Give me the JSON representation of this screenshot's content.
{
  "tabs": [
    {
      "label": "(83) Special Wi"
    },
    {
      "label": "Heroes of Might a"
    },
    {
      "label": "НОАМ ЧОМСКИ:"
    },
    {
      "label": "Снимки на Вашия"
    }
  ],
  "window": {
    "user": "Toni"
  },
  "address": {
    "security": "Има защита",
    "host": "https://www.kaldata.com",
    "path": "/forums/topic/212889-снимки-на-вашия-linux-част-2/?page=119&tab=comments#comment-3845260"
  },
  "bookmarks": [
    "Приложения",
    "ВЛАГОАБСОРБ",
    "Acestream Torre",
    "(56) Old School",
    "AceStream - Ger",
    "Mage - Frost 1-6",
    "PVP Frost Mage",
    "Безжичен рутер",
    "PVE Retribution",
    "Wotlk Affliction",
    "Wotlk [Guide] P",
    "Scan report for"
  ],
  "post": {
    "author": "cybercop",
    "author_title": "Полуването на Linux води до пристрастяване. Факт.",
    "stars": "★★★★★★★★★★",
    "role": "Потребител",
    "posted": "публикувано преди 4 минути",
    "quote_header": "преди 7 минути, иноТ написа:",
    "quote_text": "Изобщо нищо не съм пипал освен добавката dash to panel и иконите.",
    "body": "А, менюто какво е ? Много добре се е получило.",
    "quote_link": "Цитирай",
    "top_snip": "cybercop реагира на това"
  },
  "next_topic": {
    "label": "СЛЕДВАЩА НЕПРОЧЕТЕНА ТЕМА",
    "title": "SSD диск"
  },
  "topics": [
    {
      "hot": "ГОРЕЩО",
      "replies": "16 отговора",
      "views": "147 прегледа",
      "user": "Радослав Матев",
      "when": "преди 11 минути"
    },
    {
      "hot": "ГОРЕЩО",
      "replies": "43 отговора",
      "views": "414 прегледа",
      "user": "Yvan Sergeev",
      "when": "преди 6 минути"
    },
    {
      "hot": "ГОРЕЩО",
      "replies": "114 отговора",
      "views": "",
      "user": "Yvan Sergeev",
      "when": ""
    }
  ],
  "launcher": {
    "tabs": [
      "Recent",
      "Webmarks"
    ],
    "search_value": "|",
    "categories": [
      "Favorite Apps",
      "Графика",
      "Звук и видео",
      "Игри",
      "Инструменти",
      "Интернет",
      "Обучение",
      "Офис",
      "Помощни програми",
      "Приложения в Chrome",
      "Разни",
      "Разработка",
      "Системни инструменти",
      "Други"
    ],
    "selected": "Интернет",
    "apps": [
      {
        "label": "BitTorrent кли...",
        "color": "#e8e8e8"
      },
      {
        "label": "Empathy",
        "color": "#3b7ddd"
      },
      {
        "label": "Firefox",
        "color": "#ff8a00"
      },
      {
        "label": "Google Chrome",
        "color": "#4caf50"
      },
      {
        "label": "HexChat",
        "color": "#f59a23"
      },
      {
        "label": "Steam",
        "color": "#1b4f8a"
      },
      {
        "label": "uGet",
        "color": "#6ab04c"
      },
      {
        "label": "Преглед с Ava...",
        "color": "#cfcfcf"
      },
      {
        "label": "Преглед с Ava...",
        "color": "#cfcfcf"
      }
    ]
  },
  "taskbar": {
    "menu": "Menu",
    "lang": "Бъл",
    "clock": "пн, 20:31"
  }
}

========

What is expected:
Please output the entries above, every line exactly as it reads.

Response area:
Give me the JSON representation of this screenshot's content.
{
  "tabs": [
    {
      "label": "(83) Special Wi"
    },
    {
      "label": "Heroes of Might a"
    },
    {
      "label": "НОАМ ЧОМСКИ:"
    },
    {
      "label": "Снимки на Вашия"
    }
  ],
  "window": {
    "user": "Toni"
  },
  "address": {
    "security": "Има защита",
    "host": "https://www.kaldata.com",
    "path": "/forums/topic/212889-снимки-на-вашия-linux-част-2/?page=119&tab=comments#comment-3845260"
  },
  "bookmarks": [
    "Приложения",
    "ВЛАГОАБСОРБ",
    "Acestream Torre",
    "(56) Old School",
    "AceStream - Ger",
    "Mage - Frost 1-6",
    "PVP Frost Mage",
    "Безжичен рутер",
    "PVE Retribution",
    "Wotlk Affliction",
    "Wotlk [Guide] P",
    "Scan report for"
  ],
  "post": {
    "author": "cybercop",
    "author_title": "Полуването на Linux води до пристрастяване. Факт.",
    "stars": "★★★★★★★★★★",
    "role": "Потребител",
    "posted": "публикувано преди 4 минути",
    "quote_header": "преди 7 минути, иноТ написа:",
    "quote_text": "Изобщо нищо не съм пипал освен добавката dash to panel и иконите.",
    "body": "А, менюто какво е ? Много добре се е получило.",
    "quote_link": "Цитирай",
    "top_snip": "cybercop реагира на това"
  },
  "next_topic": {
    "label": "СЛЕДВАЩА НЕПРОЧЕТЕНА ТЕМА",
    "title": "SSD диск"
  },
  "topics": [
    {
      "hot": "ГОРЕЩО",
      "replies": "16 отговора",
      "views": "147 прегледа",
      "user": "Радослав Матев",
      "when": "преди 11 минути"
    },
    {
      "hot": "ГОРЕЩО",
      "replies": "43 отговора",
      "views": "414 прегледа",
      "user": "Yvan Sergeev",
      "when": "преди 6 минути"
    },
    {
      "hot": "ГОРЕЩО",
      "replies": "114 отговора",
      "views": "",
      "user": "Yvan Sergeev",
      "when": ""
    }
  ],
  "launcher": {
    "tabs": [
      "Recent",
      "Webmarks"
    ],
    "search_value": "|",
    "categories": [
      "Favorite Apps",
      "Графика",
      "Звук и видео",
      "Игри",
      "Инструменти",
      "Интернет",
      "Обучение",
      "Офис",
      "Помощни програми",
      "Приложения в Chrome",
      "Разни",
      "Разработка",
      "Системни инструменти",
      "Други"
    ],
    "selected": "Интернет",
    "apps": [
      {
        "label": "BitTorrent кли...",
        "color": "#e8e8e8"
      },
      {
        "label": "Empathy",
        "color": "#3b7ddd"
      },
      {
        "label": "Firefox",
        "color": "#ff8a00"
      },
      {
        "label": "Google Chrome",
        "color": "#4caf50"
      },
      {
        "label": "HexChat",
        "color": "#f59a23"
      },
      {
        "label": "Steam",
        "color": "#1b4f8a"
      },
      {
        "label": "uGet",
        "color": "#6ab04c"
      },
      {
        "label": "Преглед с Ava...",
        "color": "#cfcfcf"
      },
      {
        "label": "Преглед с Ava...",
        "color": "#cfcfcf"
      }
    ]
  },
  "taskbar": {
    "menu": "Menu",
    "lang": "Бъл",
    "clock": "пн, 20:31"
  }
}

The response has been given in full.